The Solutions

Technical and vocational educational training schools or TVETs have been created to address the huge scarcity of skilled workers and a need for out-of-school students to find training.

However, there are two challenges facing these schools. First, is a lack of capacity: about 300,000 Zambians leave the school system every year, yet the universities and TVETs can only absorb 14,000 students.

Second, there has yet to be much stock put in the graduates of TVETs as compared to graduates of universities. Historically, TVET graduates are viewed as favorably as university graduates even though they possess the technical skills needed for a growing young economy like Zambia’s.

The government has enacted soft policies to help combat youth unemployment. The National Youth Policy (NYP) was first adopted in 1994 and was later readdressed in 2013.

The result was the National Action Plan on Youth Employment in Zambia, which developed a framework to monitor and evaluate youth unemployment to better produce jobs and resources.

Donor communities and Zambia’s NGO sector also assist. Street Kids International established the Youth Skills Enterprise Initiative, giving youth in Lusaka, Zambia’s capital, opportunities to earn daily income and learn life skills. Another venture, BongoHive, acts as a networking hub for young graduates to program and gain employable skills.

Shehrose Mian

Sources: Bloomberg, IDRC, Bongohive
Photo: The World Bank

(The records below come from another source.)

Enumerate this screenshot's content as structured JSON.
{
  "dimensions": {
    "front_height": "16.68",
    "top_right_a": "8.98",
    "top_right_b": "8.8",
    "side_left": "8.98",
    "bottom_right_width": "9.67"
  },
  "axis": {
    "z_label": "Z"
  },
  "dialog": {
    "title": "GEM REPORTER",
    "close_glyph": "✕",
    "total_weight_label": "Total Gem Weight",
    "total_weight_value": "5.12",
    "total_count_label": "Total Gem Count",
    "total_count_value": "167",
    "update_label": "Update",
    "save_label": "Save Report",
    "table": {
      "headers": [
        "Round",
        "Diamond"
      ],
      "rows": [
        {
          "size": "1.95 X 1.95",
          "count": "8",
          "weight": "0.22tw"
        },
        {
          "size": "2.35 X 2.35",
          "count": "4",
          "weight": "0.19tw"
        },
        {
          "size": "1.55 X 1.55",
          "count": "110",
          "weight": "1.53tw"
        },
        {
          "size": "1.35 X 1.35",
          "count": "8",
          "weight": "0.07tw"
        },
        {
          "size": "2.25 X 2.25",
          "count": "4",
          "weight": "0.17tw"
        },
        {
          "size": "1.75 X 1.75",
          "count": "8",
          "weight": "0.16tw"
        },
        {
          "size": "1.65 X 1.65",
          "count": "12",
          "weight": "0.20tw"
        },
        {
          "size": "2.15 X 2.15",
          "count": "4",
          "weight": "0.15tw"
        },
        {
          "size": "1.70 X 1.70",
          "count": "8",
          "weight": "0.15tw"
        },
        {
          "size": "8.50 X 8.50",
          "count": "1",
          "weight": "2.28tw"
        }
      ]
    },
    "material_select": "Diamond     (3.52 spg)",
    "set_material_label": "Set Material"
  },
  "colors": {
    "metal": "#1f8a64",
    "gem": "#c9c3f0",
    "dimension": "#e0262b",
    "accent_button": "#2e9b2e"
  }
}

New Futures Organisation, a nonprofit established in 2007, dedicates its time to improving conditions in impoverished communities in Takeo, Cambodia by exposing youth residents to education, technology and empowerment. The members of New Futures Organisation establish village schools in communities that normally cannot afford the resources needed to provide children a proper education, as well as drop-in centers for at-risk students and orphans. As the children in the village schools grow up and transition into university, New Futures Organisation continues to help them find jobs and sponsorships they can use for university costs.

While school in Cambodia is free, many families living in rural farmlands lack the funds necessary to pay for uniforms and books. Cambodian schools in the region are typically located in the heart of Takeo, miles away from the villages. During rainy seasons, the dirt tracks taken by children commuting to school become inadequate for walking. Children are also required to help their families with farming duties. All of these factors make it difficult for many children to attend school full time.

There are currently seven village schools in Takeo that provide education to over 100 students. These schools are cost-free to families who live in rural regions, and are centrally located so children can access them even during rainy seasons. Classes are held to fit the schedule that comes with farm work.

New Futures Organisation originally started as an orphanage and drop-in center for at-risk youths. The drop-in center houses many orphaned children while helping them reconnect with extended family members, or find good homes when the first option is not available. The families that take in orphaned children are provided with care packages each month to make up for the additional money, food and toiletries needed to house these children. The drop-in center also remains open for them to work on homework, earn tuition and receive hot meals when their home life is not fit for such accommodations.

Many of the children living at the drop-in center and attending the village schools aspire to attend college. New Futures Organisation helps these students achieve their goals by providing and finding sponsorships from organizations and community members, giving them emotional support and helping them become empowered adults so they can lead in their communities.

Other projects sponsored by New Futures Organisation to alleviate poverty in Cambodia include teaching English classes to children and adults and hosting local blood drive banks at health centers in Takeo. They also help local police officers by teaching them English and helping them communicate effectively with tourists and westerners.

– Julia Hettiger

Sources: Matador Network, Idealist, New Future Organisation
Photo: My Travel Affairs